_Exercise brief_
Copy, from the data below, every line that has "this" in it.

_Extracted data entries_
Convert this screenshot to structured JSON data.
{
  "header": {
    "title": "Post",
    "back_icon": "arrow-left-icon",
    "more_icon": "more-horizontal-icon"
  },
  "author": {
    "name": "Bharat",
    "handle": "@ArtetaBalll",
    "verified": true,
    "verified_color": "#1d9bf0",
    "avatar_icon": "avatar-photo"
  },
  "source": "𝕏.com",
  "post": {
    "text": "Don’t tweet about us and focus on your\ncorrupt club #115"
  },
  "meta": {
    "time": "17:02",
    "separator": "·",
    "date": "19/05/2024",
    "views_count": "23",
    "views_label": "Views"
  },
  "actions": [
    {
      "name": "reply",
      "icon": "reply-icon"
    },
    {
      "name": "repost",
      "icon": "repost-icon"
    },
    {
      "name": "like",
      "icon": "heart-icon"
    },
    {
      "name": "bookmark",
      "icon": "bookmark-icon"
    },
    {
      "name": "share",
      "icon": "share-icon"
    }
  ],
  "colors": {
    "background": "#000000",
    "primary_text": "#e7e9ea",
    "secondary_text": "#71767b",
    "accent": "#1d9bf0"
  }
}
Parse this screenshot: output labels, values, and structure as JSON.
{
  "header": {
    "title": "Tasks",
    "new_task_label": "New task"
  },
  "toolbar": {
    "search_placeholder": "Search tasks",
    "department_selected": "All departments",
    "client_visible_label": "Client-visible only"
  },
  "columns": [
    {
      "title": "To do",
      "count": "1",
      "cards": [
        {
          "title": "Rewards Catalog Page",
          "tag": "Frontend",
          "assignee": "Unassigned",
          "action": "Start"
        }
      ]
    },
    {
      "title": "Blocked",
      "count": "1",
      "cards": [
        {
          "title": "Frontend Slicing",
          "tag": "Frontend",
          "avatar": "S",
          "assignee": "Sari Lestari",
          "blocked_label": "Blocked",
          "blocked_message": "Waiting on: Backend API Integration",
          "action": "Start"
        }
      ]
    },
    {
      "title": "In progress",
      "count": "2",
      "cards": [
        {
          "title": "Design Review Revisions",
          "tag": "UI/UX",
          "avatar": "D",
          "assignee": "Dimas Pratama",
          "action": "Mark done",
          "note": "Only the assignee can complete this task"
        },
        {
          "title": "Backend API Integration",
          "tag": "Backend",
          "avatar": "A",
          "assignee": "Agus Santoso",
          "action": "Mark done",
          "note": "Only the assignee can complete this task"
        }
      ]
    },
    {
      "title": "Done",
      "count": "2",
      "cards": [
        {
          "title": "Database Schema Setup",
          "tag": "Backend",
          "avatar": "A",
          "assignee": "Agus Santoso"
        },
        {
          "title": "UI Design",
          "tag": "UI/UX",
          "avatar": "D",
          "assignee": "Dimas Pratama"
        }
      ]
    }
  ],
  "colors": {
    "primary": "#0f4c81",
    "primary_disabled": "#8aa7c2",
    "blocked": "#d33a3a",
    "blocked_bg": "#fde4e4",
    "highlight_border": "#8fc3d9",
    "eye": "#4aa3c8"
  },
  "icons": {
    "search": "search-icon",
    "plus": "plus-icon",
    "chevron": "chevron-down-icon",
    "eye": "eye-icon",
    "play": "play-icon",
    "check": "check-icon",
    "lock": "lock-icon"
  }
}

_Completed exercise_
Convert this screenshot to structured JSON data.
Parse this screenshot: output labels, values, and structure as JSON.
          "note": "Only the assignee can complete this task"
          "note": "Only the assignee can complete this task"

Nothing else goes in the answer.